**Interface dataset entries**

::::

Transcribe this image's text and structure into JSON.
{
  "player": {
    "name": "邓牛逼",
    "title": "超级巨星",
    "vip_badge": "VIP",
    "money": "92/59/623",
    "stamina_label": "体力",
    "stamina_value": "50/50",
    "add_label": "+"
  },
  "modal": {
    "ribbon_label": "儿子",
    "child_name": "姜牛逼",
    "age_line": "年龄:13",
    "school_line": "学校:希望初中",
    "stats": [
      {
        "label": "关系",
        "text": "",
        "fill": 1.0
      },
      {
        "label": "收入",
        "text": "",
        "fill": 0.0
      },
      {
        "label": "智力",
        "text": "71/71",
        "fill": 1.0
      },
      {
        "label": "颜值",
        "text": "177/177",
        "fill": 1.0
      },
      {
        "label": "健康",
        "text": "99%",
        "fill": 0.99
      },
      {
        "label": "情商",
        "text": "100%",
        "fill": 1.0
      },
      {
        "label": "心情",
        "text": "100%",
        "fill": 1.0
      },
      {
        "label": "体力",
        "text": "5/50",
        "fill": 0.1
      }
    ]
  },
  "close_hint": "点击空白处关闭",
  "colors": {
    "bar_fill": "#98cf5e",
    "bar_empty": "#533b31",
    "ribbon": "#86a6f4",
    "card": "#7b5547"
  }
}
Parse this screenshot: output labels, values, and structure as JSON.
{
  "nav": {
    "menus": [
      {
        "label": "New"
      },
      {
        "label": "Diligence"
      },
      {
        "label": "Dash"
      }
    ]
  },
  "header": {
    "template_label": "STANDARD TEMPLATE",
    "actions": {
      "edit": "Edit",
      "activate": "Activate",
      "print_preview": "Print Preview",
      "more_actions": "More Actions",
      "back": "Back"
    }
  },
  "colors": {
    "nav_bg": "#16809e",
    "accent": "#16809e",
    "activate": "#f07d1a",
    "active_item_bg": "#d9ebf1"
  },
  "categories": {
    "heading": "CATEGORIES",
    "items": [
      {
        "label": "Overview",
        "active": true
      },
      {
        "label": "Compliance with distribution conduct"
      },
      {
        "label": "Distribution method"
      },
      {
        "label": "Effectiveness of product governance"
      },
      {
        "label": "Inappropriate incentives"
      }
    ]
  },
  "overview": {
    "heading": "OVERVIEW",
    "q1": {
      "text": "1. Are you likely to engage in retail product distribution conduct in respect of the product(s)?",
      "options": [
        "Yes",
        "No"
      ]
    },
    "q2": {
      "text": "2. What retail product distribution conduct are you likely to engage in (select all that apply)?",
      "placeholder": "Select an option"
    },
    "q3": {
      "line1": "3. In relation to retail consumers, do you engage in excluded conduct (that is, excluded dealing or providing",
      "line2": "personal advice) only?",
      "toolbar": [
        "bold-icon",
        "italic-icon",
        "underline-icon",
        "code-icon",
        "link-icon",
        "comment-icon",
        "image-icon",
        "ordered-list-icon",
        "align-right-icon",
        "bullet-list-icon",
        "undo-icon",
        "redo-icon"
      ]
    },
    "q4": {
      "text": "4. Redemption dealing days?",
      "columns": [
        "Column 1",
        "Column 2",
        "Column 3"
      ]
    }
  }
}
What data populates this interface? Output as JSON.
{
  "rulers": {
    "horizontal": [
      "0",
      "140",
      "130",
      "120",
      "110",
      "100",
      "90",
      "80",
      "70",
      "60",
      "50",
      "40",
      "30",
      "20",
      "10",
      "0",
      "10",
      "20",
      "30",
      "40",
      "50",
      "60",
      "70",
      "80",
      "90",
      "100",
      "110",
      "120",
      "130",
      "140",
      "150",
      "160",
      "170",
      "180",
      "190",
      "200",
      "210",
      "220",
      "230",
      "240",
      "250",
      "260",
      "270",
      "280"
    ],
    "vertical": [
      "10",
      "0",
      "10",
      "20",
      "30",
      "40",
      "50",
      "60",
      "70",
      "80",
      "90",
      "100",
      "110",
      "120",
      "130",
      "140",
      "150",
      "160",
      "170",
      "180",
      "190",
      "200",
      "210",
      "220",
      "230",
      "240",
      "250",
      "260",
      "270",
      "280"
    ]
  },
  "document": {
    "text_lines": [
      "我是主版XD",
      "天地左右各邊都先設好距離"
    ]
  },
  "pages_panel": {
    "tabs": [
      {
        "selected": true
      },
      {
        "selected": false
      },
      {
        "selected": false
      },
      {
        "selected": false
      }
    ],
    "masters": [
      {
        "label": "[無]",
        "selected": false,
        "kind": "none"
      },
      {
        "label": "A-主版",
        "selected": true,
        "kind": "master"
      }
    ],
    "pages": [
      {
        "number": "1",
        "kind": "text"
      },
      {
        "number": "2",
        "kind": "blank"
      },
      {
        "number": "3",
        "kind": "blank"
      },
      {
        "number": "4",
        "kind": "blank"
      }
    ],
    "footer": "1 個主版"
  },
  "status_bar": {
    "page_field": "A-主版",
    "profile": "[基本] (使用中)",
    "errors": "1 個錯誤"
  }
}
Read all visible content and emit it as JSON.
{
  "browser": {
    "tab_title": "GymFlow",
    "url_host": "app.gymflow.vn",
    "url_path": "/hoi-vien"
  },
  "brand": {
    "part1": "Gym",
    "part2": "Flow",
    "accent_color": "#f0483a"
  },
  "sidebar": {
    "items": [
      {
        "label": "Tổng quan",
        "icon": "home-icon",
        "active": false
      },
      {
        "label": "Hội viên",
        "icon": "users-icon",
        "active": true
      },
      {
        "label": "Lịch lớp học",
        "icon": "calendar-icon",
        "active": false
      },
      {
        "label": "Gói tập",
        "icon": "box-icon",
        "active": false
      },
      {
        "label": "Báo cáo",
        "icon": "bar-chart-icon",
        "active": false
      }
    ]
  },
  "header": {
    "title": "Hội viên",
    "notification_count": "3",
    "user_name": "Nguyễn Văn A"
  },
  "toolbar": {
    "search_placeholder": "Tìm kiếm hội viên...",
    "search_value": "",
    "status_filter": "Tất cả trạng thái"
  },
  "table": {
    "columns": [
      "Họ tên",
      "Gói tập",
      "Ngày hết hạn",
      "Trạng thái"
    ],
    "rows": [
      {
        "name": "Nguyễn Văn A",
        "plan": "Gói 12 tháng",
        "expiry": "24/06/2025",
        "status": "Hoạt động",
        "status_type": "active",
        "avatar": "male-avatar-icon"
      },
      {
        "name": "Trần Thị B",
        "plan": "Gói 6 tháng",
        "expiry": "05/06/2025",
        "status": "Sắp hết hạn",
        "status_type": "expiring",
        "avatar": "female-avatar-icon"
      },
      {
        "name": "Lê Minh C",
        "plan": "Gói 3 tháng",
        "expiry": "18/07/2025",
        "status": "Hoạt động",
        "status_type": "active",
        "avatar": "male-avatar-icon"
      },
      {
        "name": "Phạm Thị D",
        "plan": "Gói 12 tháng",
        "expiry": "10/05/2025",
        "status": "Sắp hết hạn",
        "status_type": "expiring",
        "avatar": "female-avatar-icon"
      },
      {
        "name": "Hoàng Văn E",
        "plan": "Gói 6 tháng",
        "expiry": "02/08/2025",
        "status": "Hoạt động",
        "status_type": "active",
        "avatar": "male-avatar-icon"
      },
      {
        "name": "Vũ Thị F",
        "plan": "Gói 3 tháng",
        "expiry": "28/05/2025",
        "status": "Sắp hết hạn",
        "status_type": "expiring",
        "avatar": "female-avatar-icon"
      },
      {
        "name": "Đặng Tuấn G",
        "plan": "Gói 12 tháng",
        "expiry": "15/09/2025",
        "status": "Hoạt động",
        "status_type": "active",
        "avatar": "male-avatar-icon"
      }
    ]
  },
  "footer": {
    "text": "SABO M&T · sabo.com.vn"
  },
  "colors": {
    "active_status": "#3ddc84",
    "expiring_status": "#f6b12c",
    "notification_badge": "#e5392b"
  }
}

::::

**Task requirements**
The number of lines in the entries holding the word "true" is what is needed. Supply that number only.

**Problem solution**
4